How Prepared Are California's Schools for an Earthquake?
When the "Big One" hits, what happened in Japan could happen in the Golden State. The Great California ShakeOut is helping schools prepare.
Japan's devastating 8.9 earthquake and subsequent tsunami has many people wondering if such a disaster could happen in quake-prone California. The short answer? Yes—and that's why since 2008, the state has been educating residents, particularly school children, through a program called The Great California ShakeOut. The program helps Californians prepare for and practice how to respond in the event of an earthquake. So, just how ready are the state's schools for the "Big One?"
Mark Benthien, the Director for Outreach at the Southern California Earthquake Center at the University of Southern California, is one of the driving forces behind the ShakeOut. He says California's schools, like Japanese buildings, are pretty structurally sound. That's thanks to the 1933 Long Beach Earthquake, which resulted in the Field Act being passed, requiring "schools to be built to higher inspection standards and construction standards."
The ShakeOut facilitates yearly statewide earthquake drills—in 2010, over 7.9 million Californians participated—but, when it comes to the actual nuts and bolts of every student knowing that "drop, cover, and hold on" is the appropriate action to reduce injury and death during earthquakes, there's still room for improvement. Benthien said the problem is that although all California schools are required to run drills, there's a lot of variance between how individual districts—and individual schools within districts—do so. Because of that, the ShakeOut's been working hard to improve the information they provide.
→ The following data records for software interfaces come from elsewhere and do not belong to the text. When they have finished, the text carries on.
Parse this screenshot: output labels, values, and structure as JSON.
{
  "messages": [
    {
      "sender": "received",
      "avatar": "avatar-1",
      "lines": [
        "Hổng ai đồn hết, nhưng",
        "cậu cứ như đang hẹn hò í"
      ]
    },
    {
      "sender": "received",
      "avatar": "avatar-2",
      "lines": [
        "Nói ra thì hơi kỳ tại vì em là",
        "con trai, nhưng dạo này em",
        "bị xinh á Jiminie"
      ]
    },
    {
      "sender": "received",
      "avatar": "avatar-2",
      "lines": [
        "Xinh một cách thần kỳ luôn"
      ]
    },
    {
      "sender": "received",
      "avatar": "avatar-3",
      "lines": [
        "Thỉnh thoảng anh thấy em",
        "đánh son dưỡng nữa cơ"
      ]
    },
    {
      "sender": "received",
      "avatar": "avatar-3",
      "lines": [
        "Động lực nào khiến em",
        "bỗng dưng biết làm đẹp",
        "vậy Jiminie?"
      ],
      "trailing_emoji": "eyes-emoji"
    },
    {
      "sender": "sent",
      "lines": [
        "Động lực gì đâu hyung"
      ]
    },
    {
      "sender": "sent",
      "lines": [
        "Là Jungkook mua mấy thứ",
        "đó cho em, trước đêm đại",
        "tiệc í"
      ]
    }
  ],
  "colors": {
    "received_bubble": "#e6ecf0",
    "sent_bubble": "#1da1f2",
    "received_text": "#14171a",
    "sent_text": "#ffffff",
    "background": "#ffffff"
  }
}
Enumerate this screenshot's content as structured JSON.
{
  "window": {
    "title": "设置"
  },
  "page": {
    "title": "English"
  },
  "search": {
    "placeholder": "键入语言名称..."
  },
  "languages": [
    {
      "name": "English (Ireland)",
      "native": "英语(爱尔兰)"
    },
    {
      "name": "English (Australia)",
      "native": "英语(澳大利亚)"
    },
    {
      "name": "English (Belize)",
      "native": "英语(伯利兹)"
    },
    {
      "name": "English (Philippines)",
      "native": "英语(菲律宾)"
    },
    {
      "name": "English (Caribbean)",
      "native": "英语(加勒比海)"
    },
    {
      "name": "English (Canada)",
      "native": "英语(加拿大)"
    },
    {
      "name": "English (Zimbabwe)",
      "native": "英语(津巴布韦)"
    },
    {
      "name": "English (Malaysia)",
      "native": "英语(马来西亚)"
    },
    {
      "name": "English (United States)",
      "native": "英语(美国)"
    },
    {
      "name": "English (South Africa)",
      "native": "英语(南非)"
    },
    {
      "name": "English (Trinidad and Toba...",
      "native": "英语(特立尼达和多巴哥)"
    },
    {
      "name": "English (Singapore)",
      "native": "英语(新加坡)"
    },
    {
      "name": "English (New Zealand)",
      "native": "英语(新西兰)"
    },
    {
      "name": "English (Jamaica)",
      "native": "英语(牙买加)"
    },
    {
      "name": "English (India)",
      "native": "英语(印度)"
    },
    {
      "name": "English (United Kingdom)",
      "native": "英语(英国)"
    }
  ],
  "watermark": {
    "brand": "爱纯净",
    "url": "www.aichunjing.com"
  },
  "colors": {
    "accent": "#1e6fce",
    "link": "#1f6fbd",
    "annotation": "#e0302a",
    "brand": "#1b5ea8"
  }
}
The ShakeOut's also working on ways to incorporate a tsunami drill into their trainings. A tsunami drill is important even for people who don't live right along the coast because many people go to the beach and could be there when an offshore earthquake generates one. "You need to know the natural signs of a tsunami and how important it is to move inland and move upwards as quickly as you can," said Benthien. A drill was scheduled to take place along California's northern coast in just a couple of weeks, "But we'll see if that happens now that they've had the real thing."
Unfortunately, budget cuts are affecting school preparedness. Districts have laid off not just teachers but administrative workers who were trained to deal with an earthquake. And, although the ShakeOut's set up so that running it "doesn't require a lot of money," funding from FEMA and from the State of California is at risk. In the meantime, the next statewide ShakeOut drill is scheduled for October 20, 2011.